US President Donald Trump was compelled to walk back his determination to pull out of Syria after his political and military advisors warned a withdrawal would lead their Kurdish allies exposed to a Turkish attack.
But that US support is part of what created the problem, according to Wahab.
Turkey, familiar with the Kurdistan Region model in Iraq, is fine with having Kurdish neighbours as long as they are in some way dependent on Turkey as Erbil is economically. Members of the Democratic Union Party (PYD), which Turkey now calls a terror organization, used to frequent Ankara and Istanbul.
The animosity today between the PYD and Ankara began to deepen when Washington started supporting the Kurds.
“A PYD that is around with their Kalashnikovs is not much of an existential threat to Turkey,” explained Wahab. But throw in American weapons and training, “that is going to scare Turkey.”
Without the US support, Turkey may be open to renewing relations, or at least pulling back its guns.
Ankara believes that the PYD, SDF, and the armed Kurdish YPG are branches of the Kurdistan Workers Party (PKK). They fear that weapons given to the Kurds in Syria will be pointed at Turkey – either by the Syrian Kurds or in the hands of the PKK. Turkey has justified its military offensives across the border by claiming they are in fact defensive, responding to provocations by the YPG or SDF. There is no evidence to back up the claim, however.
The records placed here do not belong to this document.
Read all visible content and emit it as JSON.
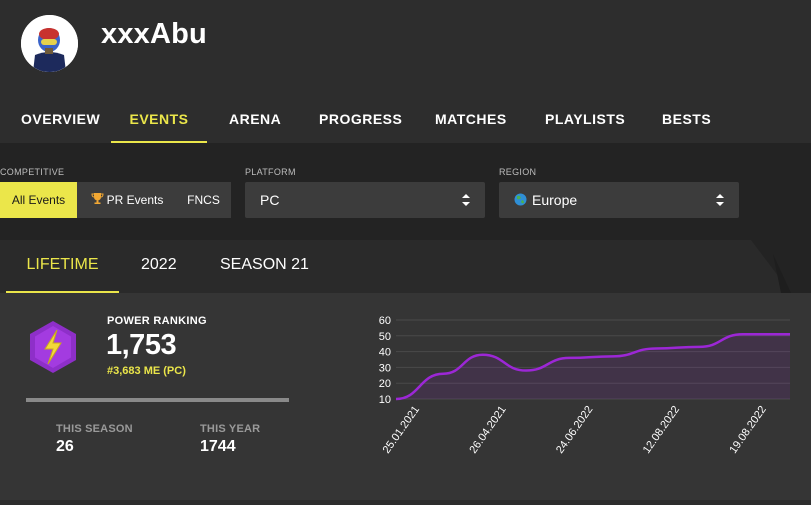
{
  "profile": {
    "username": "xxxAbu",
    "avatar_icon": "avatar-helmet-icon"
  },
  "nav": {
    "items": [
      "OVERVIEW",
      "EVENTS",
      "ARENA",
      "PROGRESS",
      "MATCHES",
      "PLAYLISTS",
      "BESTS"
    ],
    "active": "EVENTS"
  },
  "filters": {
    "competitive_label": "COMPETITIVE",
    "competitive_options": [
      "All Events",
      "PR Events",
      "FNCS"
    ],
    "competitive_selected": "All Events",
    "pr_icon": "trophy-icon",
    "platform_label": "PLATFORM",
    "platform_value": "PC",
    "region_label": "REGION",
    "region_value": "Europe",
    "region_icon": "globe-icon"
  },
  "tabs": {
    "items": [
      "LIFETIME",
      "2022",
      "SEASON 21"
    ],
    "active": "LIFETIME"
  },
  "power_ranking": {
    "title": "POWER RANKING",
    "value": "1,753",
    "rank": "#3,683 ME (PC)",
    "icon": "lightning-hexagon-icon",
    "progress_fraction": 1.0,
    "this_season_label": "THIS SEASON",
    "this_season_value": "26",
    "this_year_label": "THIS YEAR",
    "this_year_value": "1744"
  },
  "colors": {
    "accent": "#ebe64a",
    "line": "#9c27d6",
    "badge": "#8e2fc9"
  },
  "chart_data": {
    "type": "line",
    "x_ticks": [
      "25.01.2021",
      "26.04.2021",
      "24.06.2022",
      "12.08.2022",
      "19.08.2022"
    ],
    "x": [
      0,
      0.12,
      0.22,
      0.33,
      0.44,
      0.55,
      0.66,
      0.77,
      0.88,
      1.0
    ],
    "values": [
      10,
      26,
      38,
      28,
      36,
      37,
      42,
      43,
      51,
      51
    ],
    "ylim": [
      10,
      60
    ],
    "yticks": [
      10,
      20,
      30,
      40,
      50,
      60
    ],
    "grid": true,
    "legend": "none"
  }
}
But Turkey’s fears could be assuaged if the US pulls out its military power and the PYD forges closer ties to Damascus than Qandil, the PKK headquarters.
The Kurds in Syria don’t want a war with Turkey, said Wahab. Their goal is greater rights and a level of self-governance in Syria. A US withdrawal could push them to talk with the Syrian regime, which could create a situation much more palatable to all interested parties.